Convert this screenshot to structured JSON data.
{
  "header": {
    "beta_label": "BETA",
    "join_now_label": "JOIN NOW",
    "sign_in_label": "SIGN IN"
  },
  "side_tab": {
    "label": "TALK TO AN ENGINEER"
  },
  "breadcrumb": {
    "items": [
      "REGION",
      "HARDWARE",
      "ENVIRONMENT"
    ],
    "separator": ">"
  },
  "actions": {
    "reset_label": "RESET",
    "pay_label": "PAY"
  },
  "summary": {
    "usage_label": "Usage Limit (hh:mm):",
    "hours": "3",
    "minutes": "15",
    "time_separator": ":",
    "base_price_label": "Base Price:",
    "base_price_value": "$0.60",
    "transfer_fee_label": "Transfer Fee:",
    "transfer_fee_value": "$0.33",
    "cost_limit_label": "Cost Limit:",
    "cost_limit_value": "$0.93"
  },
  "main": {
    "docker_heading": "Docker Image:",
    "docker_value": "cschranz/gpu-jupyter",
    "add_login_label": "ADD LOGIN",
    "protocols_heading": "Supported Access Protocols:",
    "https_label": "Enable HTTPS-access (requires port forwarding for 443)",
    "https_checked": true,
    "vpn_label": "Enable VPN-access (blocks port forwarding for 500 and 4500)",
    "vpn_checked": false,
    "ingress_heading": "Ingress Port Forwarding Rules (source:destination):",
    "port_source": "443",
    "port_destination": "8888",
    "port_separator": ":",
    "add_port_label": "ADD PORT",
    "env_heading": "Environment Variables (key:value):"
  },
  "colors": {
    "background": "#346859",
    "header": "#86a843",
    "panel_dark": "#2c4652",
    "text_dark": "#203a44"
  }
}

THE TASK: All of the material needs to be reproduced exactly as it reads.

TASK ANSWER:
Convert this screenshot to structured JSON data.
{
  "header": {
    "beta_label": "BETA",
    "join_now_label": "JOIN NOW",
    "sign_in_label": "SIGN IN"
  },
  "side_tab": {
    "label": "TALK TO AN ENGINEER"
  },
  "breadcrumb": {
    "items": [
      "REGION",
      "HARDWARE",
      "ENVIRONMENT"
    ],
    "separator": ">"
  },
  "actions": {
    "reset_label": "RESET",
    "pay_label": "PAY"
  },
  "summary": {
    "usage_label": "Usage Limit (hh:mm):",
    "hours": "3",
    "minutes": "15",
    "time_separator": ":",
    "base_price_label": "Base Price:",
    "base_price_value": "$0.60",
    "transfer_fee_label": "Transfer Fee:",
    "transfer_fee_value": "$0.33",
    "cost_limit_label": "Cost Limit:",
    "cost_limit_value": "$0.93"
  },
  "main": {
    "docker_heading": "Docker Image:",
    "docker_value": "cschranz/gpu-jupyter",
    "add_login_label": "ADD LOGIN",
    "protocols_heading": "Supported Access Protocols:",
    "https_label": "Enable HTTPS-access (requires port forwarding for 443)",
    "https_checked": true,
    "vpn_label": "Enable VPN-access (blocks port forwarding for 500 and 4500)",
    "vpn_checked": false,
    "ingress_heading": "Ingress Port Forwarding Rules (source:destination):",
    "port_source": "443",
    "port_destination": "8888",
    "port_separator": ":",
    "add_port_label": "ADD PORT",
    "env_heading": "Environment Variables (key:value):"
  },
  "colors": {
    "background": "#346859",
    "header": "#86a843",
    "panel_dark": "#2c4652",
    "text_dark": "#203a44"
  }
}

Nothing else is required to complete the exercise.